• PROBLEM: Repeat back every line of the data, exactly.

[DATA SUPPLIED Boundary: Start]

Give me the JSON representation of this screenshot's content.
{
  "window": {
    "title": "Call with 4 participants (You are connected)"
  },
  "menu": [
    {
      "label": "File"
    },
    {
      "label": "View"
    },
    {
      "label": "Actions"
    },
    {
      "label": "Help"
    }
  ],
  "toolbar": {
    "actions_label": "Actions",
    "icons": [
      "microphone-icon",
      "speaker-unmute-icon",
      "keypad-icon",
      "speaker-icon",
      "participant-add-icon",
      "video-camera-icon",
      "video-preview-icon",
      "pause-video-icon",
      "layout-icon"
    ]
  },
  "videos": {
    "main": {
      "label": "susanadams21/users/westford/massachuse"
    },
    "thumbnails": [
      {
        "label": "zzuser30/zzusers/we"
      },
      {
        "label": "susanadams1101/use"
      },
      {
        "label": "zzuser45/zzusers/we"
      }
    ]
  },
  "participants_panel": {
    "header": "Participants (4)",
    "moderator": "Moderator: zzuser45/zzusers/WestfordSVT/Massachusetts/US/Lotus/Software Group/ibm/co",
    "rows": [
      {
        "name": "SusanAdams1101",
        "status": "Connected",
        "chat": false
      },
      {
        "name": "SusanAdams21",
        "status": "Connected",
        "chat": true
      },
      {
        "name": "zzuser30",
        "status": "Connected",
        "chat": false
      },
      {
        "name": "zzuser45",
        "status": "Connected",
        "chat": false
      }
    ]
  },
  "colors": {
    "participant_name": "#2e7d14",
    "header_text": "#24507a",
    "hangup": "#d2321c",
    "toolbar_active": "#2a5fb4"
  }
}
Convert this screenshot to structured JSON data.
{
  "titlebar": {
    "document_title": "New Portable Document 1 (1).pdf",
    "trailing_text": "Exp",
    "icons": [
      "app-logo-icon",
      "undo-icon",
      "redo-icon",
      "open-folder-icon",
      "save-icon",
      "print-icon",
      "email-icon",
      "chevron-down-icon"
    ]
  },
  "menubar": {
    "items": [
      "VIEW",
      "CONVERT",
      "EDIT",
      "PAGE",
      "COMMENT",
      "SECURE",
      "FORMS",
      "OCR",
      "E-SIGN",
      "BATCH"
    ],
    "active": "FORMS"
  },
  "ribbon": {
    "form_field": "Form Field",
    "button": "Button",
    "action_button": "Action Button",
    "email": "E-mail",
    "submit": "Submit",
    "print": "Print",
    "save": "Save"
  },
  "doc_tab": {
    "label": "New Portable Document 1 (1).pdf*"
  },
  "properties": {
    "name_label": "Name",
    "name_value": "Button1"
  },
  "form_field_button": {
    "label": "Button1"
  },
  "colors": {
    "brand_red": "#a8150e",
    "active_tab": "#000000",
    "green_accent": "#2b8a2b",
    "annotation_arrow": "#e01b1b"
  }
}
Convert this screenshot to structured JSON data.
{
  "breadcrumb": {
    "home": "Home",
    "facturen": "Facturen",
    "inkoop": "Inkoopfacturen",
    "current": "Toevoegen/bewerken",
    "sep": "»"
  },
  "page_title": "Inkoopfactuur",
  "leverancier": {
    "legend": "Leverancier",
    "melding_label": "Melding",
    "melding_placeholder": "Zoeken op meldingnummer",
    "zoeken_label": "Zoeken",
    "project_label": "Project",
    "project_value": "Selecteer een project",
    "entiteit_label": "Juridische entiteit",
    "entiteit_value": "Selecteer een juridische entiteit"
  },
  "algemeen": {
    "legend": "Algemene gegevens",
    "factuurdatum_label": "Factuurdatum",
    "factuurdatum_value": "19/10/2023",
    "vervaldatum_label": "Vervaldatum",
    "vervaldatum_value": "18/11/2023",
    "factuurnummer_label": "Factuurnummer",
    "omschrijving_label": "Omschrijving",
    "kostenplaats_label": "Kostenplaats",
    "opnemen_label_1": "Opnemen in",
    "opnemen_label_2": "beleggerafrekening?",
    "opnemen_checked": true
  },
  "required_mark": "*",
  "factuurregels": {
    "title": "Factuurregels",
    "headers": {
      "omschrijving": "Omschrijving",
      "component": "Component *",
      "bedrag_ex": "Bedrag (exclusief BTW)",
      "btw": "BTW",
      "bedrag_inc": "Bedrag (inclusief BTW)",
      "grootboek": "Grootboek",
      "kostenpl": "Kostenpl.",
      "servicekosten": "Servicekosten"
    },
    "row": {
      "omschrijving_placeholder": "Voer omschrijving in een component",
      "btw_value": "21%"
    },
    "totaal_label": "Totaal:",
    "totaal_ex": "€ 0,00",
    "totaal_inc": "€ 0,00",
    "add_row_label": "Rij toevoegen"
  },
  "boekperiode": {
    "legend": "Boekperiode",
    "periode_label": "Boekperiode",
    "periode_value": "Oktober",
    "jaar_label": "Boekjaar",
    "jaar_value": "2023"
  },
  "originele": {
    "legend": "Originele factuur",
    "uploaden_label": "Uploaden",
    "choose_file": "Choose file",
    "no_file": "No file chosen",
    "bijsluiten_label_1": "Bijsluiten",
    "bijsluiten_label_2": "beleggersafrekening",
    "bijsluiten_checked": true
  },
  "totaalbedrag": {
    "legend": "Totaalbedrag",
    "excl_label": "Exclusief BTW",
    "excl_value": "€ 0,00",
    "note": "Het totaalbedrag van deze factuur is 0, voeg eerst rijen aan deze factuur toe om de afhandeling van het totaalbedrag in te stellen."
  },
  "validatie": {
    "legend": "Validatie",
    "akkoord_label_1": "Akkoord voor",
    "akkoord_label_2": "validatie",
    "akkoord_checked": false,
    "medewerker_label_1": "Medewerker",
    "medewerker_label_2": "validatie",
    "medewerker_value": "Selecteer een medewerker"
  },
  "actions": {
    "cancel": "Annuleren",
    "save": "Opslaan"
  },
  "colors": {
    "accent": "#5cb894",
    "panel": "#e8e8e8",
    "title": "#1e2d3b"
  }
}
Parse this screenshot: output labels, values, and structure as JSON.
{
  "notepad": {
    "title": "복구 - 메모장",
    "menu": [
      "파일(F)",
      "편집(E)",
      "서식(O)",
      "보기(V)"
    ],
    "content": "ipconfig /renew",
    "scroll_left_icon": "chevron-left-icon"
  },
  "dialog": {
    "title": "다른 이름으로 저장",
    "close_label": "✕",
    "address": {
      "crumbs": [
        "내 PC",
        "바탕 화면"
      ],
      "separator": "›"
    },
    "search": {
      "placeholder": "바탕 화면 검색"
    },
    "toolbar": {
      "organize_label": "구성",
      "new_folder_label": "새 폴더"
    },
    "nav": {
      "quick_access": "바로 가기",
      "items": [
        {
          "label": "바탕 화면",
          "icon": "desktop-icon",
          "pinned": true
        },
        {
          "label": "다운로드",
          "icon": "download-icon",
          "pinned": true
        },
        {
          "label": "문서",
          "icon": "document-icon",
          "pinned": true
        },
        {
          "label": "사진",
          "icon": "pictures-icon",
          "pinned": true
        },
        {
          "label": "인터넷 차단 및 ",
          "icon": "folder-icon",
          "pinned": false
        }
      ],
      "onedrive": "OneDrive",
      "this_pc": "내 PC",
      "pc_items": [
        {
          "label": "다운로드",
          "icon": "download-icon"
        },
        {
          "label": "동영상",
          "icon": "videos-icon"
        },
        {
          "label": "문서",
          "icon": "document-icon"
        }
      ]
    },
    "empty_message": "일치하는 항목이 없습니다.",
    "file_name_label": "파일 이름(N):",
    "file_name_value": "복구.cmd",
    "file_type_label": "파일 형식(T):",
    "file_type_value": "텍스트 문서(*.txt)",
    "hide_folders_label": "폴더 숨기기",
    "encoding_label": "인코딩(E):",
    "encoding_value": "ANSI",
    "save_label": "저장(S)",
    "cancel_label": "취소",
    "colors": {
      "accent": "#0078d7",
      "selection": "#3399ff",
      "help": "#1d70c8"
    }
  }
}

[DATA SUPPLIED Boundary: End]

• SOLVED EXERCISE:
Give me the JSON representation of this screenshot's content.
{
  "window": {
    "title": "Call with 4 participants (You are connected)"
  },
  "menu": [
    {
      "label": "File"
    },
    {
      "label": "View"
    },
    {
      "label": "Actions"
    },
    {
      "label": "Help"
    }
  ],
  "toolbar": {
    "actions_label": "Actions",
    "icons": [
      "microphone-icon",
      "speaker-unmute-icon",
      "keypad-icon",
      "speaker-icon",
      "participant-add-icon",
      "video-camera-icon",
      "video-preview-icon",
      "pause-video-icon",
      "layout-icon"
    ]
  },
  "videos": {
    "main": {
      "label": "susanadams21/users/westford/massachuse"
    },
    "thumbnails": [
      {
        "label": "zzuser30/zzusers/we"
      },
      {
        "label": "susanadams1101/use"
      },
      {
        "label": "zzuser45/zzusers/we"
      }
    ]
  },
  "participants_panel": {
    "header": "Participants (4)",
    "moderator": "Moderator: zzuser45/zzusers/WestfordSVT/Massachusetts/US/Lotus/Software Group/ibm/co",
    "rows": [
      {
        "name": "SusanAdams1101",
        "status": "Connected",
        "chat": false
      },
      {
        "name": "SusanAdams21",
        "status": "Connected",
        "chat": true
      },
      {
        "name": "zzuser30",
        "status": "Connected",
        "chat": false
      },
      {
        "name": "zzuser45",
        "status": "Connected",
        "chat": false
      }
    ]
  },
  "colors": {
    "participant_name": "#2e7d14",
    "header_text": "#24507a",
    "hangup": "#d2321c",
    "toolbar_active": "#2a5fb4"
  }
}
Convert this screenshot to structured JSON data.
{
  "titlebar": {
    "document_title": "New Portable Document 1 (1).pdf",
    "trailing_text": "Exp",
    "icons": [
      "app-logo-icon",
      "undo-icon",
      "redo-icon",
      "open-folder-icon",
      "save-icon",
      "print-icon",
      "email-icon",
      "chevron-down-icon"
    ]
  },
  "menubar": {
    "items": [
      "VIEW",
      "CONVERT",
      "EDIT",
      "PAGE",
      "COMMENT",
      "SECURE",
      "FORMS",
      "OCR",
      "E-SIGN",
      "BATCH"
    ],
    "active": "FORMS"
  },
  "ribbon": {
    "form_field": "Form Field",
    "button": "Button",
    "action_button": "Action Button",
    "email": "E-mail",
    "submit": "Submit",
    "print": "Print",
    "save": "Save"
  },
  "doc_tab": {
    "label": "New Portable Document 1 (1).pdf*"
  },
  "properties": {
    "name_label": "Name",
    "name_value": "Button1"
  },
  "form_field_button": {
    "label": "Button1"
  },
  "colors": {
    "brand_red": "#a8150e",
    "active_tab": "#000000",
    "green_accent": "#2b8a2b",
    "annotation_arrow": "#e01b1b"
  }
}
Convert this screenshot to structured JSON data.
{
  "breadcrumb": {
    "home": "Home",
    "facturen": "Facturen",
    "inkoop": "Inkoopfacturen",
    "current": "Toevoegen/bewerken",
    "sep": "»"
  },
  "page_title": "Inkoopfactuur",
  "leverancier": {
    "legend": "Leverancier",
    "melding_label": "Melding",
    "melding_placeholder": "Zoeken op meldingnummer",
    "zoeken_label": "Zoeken",
    "project_label": "Project",
    "project_value": "Selecteer een project",
    "entiteit_label": "Juridische entiteit",
    "entiteit_value": "Selecteer een juridische entiteit"
  },
  "algemeen": {
    "legend": "Algemene gegevens",
    "factuurdatum_label": "Factuurdatum",
    "factuurdatum_value": "19/10/2023",
    "vervaldatum_label": "Vervaldatum",
    "vervaldatum_value": "18/11/2023",
    "factuurnummer_label": "Factuurnummer",
    "omschrijving_label": "Omschrijving",
    "kostenplaats_label": "Kostenplaats",
    "opnemen_label_1": "Opnemen in",
    "opnemen_label_2": "beleggerafrekening?",
    "opnemen_checked": true
  },
  "required_mark": "*",
  "factuurregels": {
    "title": "Factuurregels",
    "headers": {
      "omschrijving": "Omschrijving",
      "component": "Component *",
      "bedrag_ex": "Bedrag (exclusief BTW)",
      "btw": "BTW",
      "bedrag_inc": "Bedrag (inclusief BTW)",
      "grootboek": "Grootboek",
      "kostenpl": "Kostenpl.",
      "servicekosten": "Servicekosten"
    },
    "row": {
      "omschrijving_placeholder": "Voer omschrijving in een component",
      "btw_value": "21%"
    },
    "totaal_label": "Totaal:",
    "totaal_ex": "€ 0,00",
    "totaal_inc": "€ 0,00",
    "add_row_label": "Rij toevoegen"
  },
  "boekperiode": {
    "legend": "Boekperiode",
    "periode_label": "Boekperiode",
    "periode_value": "Oktober",
    "jaar_label": "Boekjaar",
    "jaar_value": "2023"
  },
  "originele": {
    "legend": "Originele factuur",
    "uploaden_label": "Uploaden",
    "choose_file": "Choose file",
    "no_file": "No file chosen",
    "bijsluiten_label_1": "Bijsluiten",
    "bijsluiten_label_2": "beleggersafrekening",
    "bijsluiten_checked": true
  },
  "totaalbedrag": {
    "legend": "Totaalbedrag",
    "excl_label": "Exclusief BTW",
    "excl_value": "€ 0,00",
    "note": "Het totaalbedrag van deze factuur is 0, voeg eerst rijen aan deze factuur toe om de afhandeling van het totaalbedrag in te stellen."
  },
  "validatie": {
    "legend": "Validatie",
    "akkoord_label_1": "Akkoord voor",
    "akkoord_label_2": "validatie",
    "akkoord_checked": false,
    "medewerker_label_1": "Medewerker",
    "medewerker_label_2": "validatie",
    "medewerker_value": "Selecteer een medewerker"
  },
  "actions": {
    "cancel": "Annuleren",
    "save": "Opslaan"
  },
  "colors": {
    "accent": "#5cb894",
    "panel": "#e8e8e8",
    "title": "#1e2d3b"
  }
}
Parse this screenshot: output labels, values, and structure as JSON.
{
  "notepad": {
    "title": "복구 - 메모장",
    "menu": [
      "파일(F)",
      "편집(E)",
      "서식(O)",
      "보기(V)"
    ],
    "content": "ipconfig /renew",
    "scroll_left_icon": "chevron-left-icon"
  },
  "dialog": {
    "title": "다른 이름으로 저장",
    "close_label": "✕",
    "address": {
      "crumbs": [
        "내 PC",
        "바탕 화면"
      ],
      "separator": "›"
    },
    "search": {
      "placeholder": "바탕 화면 검색"
    },
    "toolbar": {
      "organize_label": "구성",
      "new_folder_label": "새 폴더"
    },
    "nav": {
      "quick_access": "바로 가기",
      "items": [
        {
          "label": "바탕 화면",
          "icon": "desktop-icon",
          "pinned": true
        },
        {
          "label": "다운로드",
          "icon": "download-icon",
          "pinned": true
        },
        {
          "label": "문서",
          "icon": "document-icon",
          "pinned": true
        },
        {
          "label": "사진",
          "icon": "pictures-icon",
          "pinned": true
        },
        {
          "label": "인터넷 차단 및 ",
          "icon": "folder-icon",
          "pinned": false
        }
      ],
      "onedrive": "OneDrive",
      "this_pc": "내 PC",
      "pc_items": [
        {
          "label": "다운로드",
          "icon": "download-icon"
        },
        {
          "label": "동영상",
          "icon": "videos-icon"
        },
        {
          "label": "문서",
          "icon": "document-icon"
        }
      ]
    },
    "empty_message": "일치하는 항목이 없습니다.",
    "file_name_label": "파일 이름(N):",
    "file_name_value": "복구.cmd",
    "file_type_label": "파일 형식(T):",
    "file_type_value": "텍스트 문서(*.txt)",
    "hide_folders_label": "폴더 숨기기",
    "encoding_label": "인코딩(E):",
    "encoding_value": "ANSI",
    "save_label": "저장(S)",
    "cancel_label": "취소",
    "colors": {
      "accent": "#0078d7",
      "selection": "#3399ff",
      "help": "#1d70c8"
    }
  }
}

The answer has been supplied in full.